Try it:
Reproduce the entries in full and exactly. Pictures stay out.

Data excerpts

----------

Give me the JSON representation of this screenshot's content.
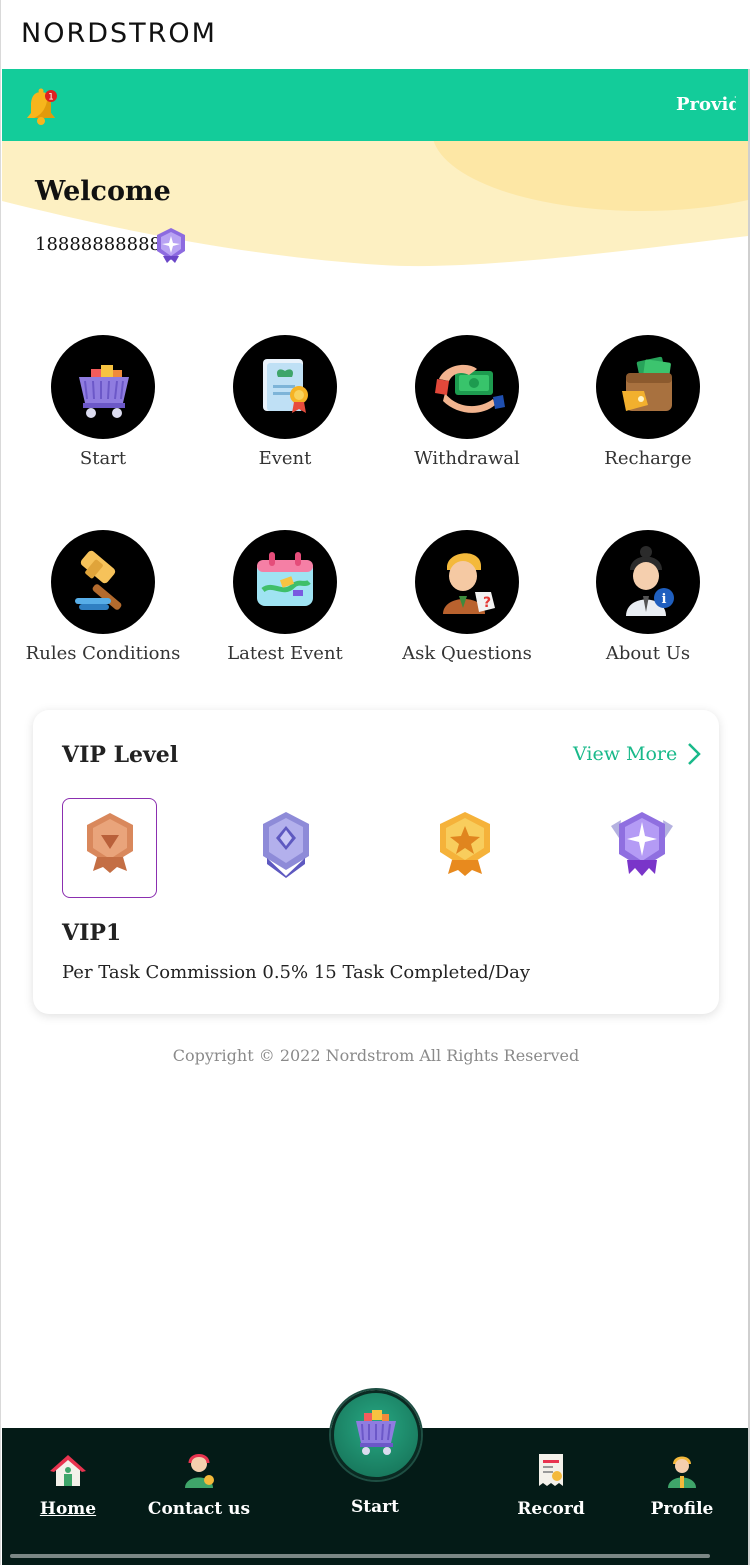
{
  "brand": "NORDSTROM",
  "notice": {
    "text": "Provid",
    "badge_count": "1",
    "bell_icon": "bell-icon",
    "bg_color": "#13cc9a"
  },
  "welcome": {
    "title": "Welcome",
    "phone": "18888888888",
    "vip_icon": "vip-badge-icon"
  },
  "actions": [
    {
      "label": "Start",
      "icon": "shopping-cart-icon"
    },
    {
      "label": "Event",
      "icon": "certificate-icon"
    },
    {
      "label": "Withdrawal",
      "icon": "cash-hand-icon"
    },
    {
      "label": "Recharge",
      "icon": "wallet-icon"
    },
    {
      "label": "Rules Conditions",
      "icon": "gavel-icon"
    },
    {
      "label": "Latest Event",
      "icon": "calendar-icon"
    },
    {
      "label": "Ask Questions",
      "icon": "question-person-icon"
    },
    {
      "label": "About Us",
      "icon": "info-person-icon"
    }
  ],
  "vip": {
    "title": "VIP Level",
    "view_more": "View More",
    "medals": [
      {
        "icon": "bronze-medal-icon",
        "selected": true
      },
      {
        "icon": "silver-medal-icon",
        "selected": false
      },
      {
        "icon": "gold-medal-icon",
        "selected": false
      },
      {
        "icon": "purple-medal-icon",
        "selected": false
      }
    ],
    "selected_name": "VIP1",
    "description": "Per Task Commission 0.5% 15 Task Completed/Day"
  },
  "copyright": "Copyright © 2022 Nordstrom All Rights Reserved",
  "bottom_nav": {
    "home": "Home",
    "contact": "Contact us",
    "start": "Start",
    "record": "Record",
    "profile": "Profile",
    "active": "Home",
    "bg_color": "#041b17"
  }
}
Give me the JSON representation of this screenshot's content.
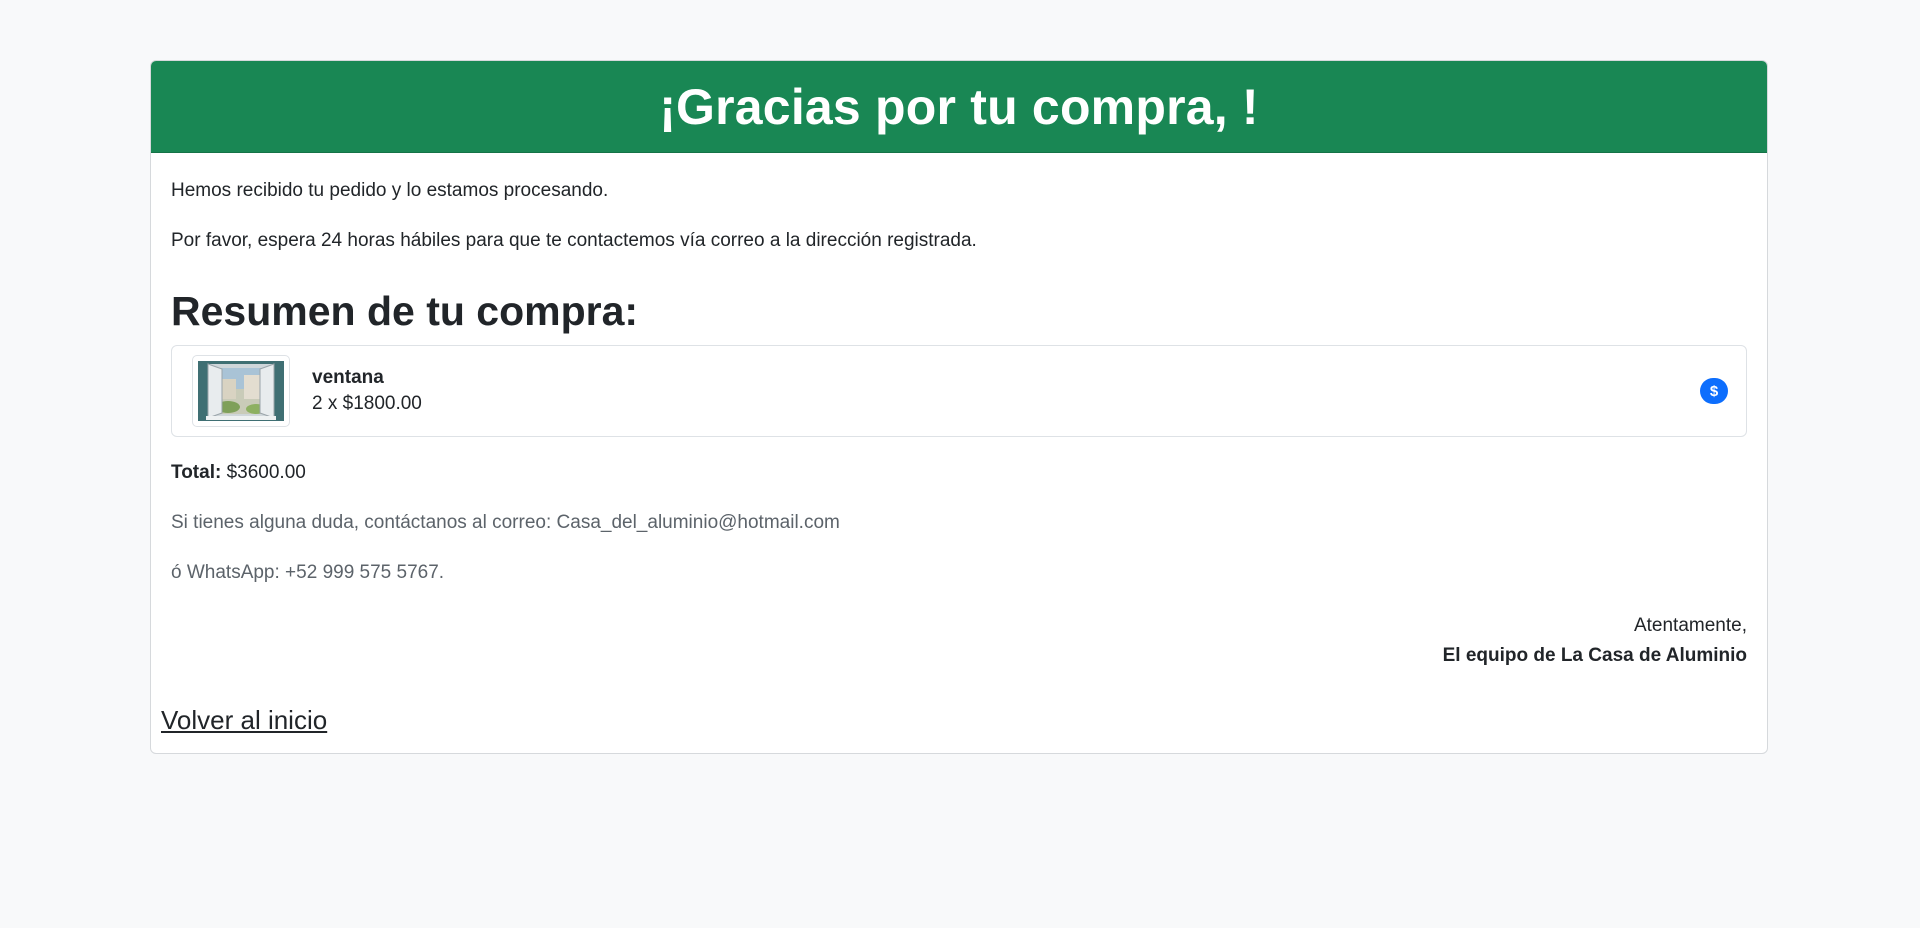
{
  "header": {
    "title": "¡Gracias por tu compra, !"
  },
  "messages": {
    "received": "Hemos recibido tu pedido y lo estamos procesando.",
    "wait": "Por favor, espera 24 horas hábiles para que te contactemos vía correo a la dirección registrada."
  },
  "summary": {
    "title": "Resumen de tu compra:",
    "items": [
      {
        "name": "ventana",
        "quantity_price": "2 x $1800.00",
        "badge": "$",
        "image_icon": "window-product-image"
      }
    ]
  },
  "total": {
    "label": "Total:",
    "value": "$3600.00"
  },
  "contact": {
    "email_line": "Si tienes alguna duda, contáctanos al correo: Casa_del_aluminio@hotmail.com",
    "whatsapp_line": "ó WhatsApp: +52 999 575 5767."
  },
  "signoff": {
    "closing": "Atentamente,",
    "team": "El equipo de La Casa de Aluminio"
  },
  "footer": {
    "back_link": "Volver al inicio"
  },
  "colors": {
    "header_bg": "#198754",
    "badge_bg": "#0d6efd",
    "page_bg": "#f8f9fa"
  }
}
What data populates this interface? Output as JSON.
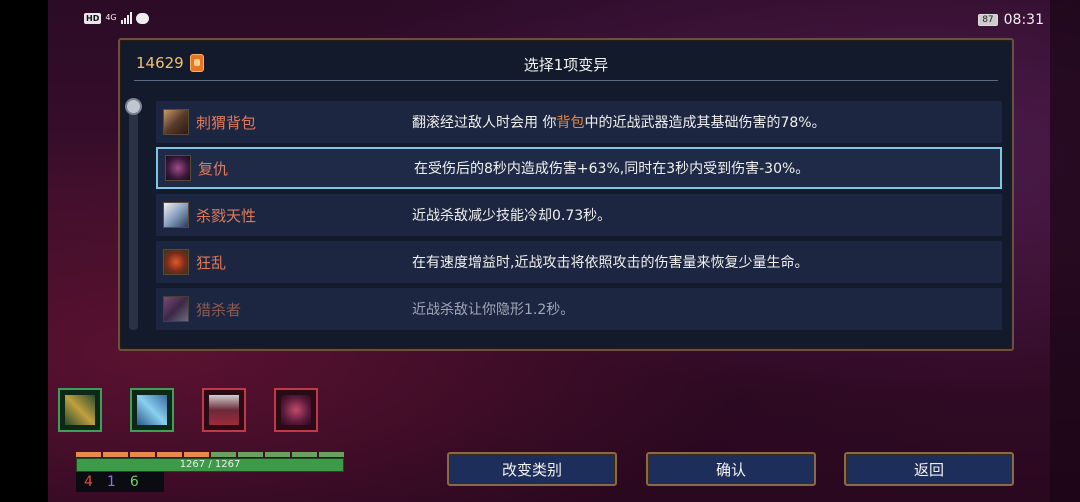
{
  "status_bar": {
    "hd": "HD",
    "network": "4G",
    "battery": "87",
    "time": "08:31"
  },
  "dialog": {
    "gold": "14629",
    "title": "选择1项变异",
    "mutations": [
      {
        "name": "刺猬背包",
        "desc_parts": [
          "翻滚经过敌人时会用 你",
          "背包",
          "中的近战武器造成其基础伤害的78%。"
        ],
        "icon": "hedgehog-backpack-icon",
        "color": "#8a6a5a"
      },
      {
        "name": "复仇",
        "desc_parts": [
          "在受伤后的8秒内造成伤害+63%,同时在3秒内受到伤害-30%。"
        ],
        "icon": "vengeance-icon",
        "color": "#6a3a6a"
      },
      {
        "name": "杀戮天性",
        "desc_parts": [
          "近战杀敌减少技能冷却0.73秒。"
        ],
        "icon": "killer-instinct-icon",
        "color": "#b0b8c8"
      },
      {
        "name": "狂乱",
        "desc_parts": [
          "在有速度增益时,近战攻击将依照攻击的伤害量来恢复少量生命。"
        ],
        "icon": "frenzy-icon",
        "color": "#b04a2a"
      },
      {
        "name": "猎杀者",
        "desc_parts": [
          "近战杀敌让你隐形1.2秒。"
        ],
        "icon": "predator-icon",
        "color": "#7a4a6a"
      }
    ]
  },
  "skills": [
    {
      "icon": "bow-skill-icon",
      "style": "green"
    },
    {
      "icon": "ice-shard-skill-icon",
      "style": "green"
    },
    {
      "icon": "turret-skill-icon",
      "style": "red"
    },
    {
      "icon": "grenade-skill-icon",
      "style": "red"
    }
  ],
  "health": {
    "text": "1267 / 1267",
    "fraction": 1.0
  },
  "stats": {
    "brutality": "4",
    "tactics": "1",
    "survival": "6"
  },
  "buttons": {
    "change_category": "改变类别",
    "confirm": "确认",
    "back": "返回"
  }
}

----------

Written answer:
Give me the JSON representation of this screenshot's content.
{
  "brand": "NORDSTROM",
  "notice": {
    "text": "Provid",
    "badge_count": "1",
    "bell_icon": "bell-icon",
    "bg_color": "#13cc9a"
  },
  "welcome": {
    "title": "Welcome",
    "phone": "18888888888",
    "vip_icon": "vip-badge-icon"
  },
  "actions": [
    {
      "label": "Start",
      "icon": "shopping-cart-icon"
    },
    {
      "label": "Event",
      "icon": "certificate-icon"
    },
    {
      "label": "Withdrawal",
      "icon": "cash-hand-icon"
    },
    {
      "label": "Recharge",
      "icon": "wallet-icon"
    },
    {
      "label": "Rules Conditions",
      "icon": "gavel-icon"
    },
    {
      "label": "Latest Event",
      "icon": "calendar-icon"
    },
    {
      "label": "Ask Questions",
      "icon": "question-person-icon"
    },
    {
      "label": "About Us",
      "icon": "info-person-icon"
    }
  ],
  "vip": {
    "title": "VIP Level",
    "view_more": "View More",
    "medals": [
      {
        "icon": "bronze-medal-icon",
        "selected": true
      },
      {
        "icon": "silver-medal-icon",
        "selected": false
      },
      {
        "icon": "gold-medal-icon",
        "selected": false
      },
      {
        "icon": "purple-medal-icon",
        "selected": false
      }
    ],
    "selected_name": "VIP1",
    "description": "Per Task Commission 0.5% 15 Task Completed/Day"
  },
  "copyright": "Copyright © 2022 Nordstrom All Rights Reserved",
  "bottom_nav": {
    "home": "Home",
    "contact": "Contact us",
    "start": "Start",
    "record": "Record",
    "profile": "Profile",
    "active": "Home",
    "bg_color": "#041b17"
  }
}
Give me the JSON representation of this screenshot's content.
{
  "header": {
    "title": "¡Gracias por tu compra, !"
  },
  "messages": {
    "received": "Hemos recibido tu pedido y lo estamos procesando.",
    "wait": "Por favor, espera 24 horas hábiles para que te contactemos vía correo a la dirección registrada."
  },
  "summary": {
    "title": "Resumen de tu compra:",
    "items": [
      {
        "name": "ventana",
        "quantity_price": "2 x $1800.00",
        "badge": "$",
        "image_icon": "window-product-image"
      }
    ]
  },
  "total": {
    "label": "Total:",
    "value": "$3600.00"
  },
  "contact": {
    "email_line": "Si tienes alguna duda, contáctanos al correo: Casa_del_aluminio@hotmail.com",
    "whatsapp_line": "ó WhatsApp: +52 999 575 5767."
  },
  "signoff": {
    "closing": "Atentamente,",
    "team": "El equipo de La Casa de Aluminio"
  },
  "footer": {
    "back_link": "Volver al inicio"
  },
  "colors": {
    "header_bg": "#198754",
    "badge_bg": "#0d6efd",
    "page_bg": "#f8f9fa"
  }
}
What data populates this interface? Output as JSON.
{
  "status_bar": {
    "hd": "HD",
    "network": "4G",
    "battery": "87",
    "time": "08:31"
  },
  "dialog": {
    "gold": "14629",
    "title": "选择1项变异",
    "mutations": [
      {
        "name": "刺猬背包",
        "desc_parts": [
          "翻滚经过敌人时会用 你",
          "背包",
          "中的近战武器造成其基础伤害的78%。"
        ],
        "icon": "hedgehog-backpack-icon",
        "color": "#8a6a5a"
      },
      {
        "name": "复仇",
        "desc_parts": [
          "在受伤后的8秒内造成伤害+63%,同时在3秒内受到伤害-30%。"
        ],
        "icon": "vengeance-icon",
        "color": "#6a3a6a"
      },
      {
        "name": "杀戮天性",
        "desc_parts": [
          "近战杀敌减少技能冷却0.73秒。"
        ],
        "icon": "killer-instinct-icon",
        "color": "#b0b8c8"
      },
      {
        "name": "狂乱",
        "desc_parts": [
          "在有速度增益时,近战攻击将依照攻击的伤害量来恢复少量生命。"
        ],
        "icon": "frenzy-icon",
        "color": "#b04a2a"
      },
      {
        "name": "猎杀者",
        "desc_parts": [
          "近战杀敌让你隐形1.2秒。"
        ],
        "icon": "predator-icon",
        "color": "#7a4a6a"
      }
    ]
  },
  "skills": [
    {
      "icon": "bow-skill-icon",
      "style": "green"
    },
    {
      "icon": "ice-shard-skill-icon",
      "style": "green"
    },
    {
      "icon": "turret-skill-icon",
      "style": "red"
    },
    {
      "icon": "grenade-skill-icon",
      "style": "red"
    }
  ],
  "health": {
    "text": "1267 / 1267",
    "fraction": 1.0
  },
  "stats": {
    "brutality": "4",
    "tactics": "1",
    "survival": "6"
  },
  "buttons": {
    "change_category": "改变类别",
    "confirm": "确认",
    "back": "返回"
  }
}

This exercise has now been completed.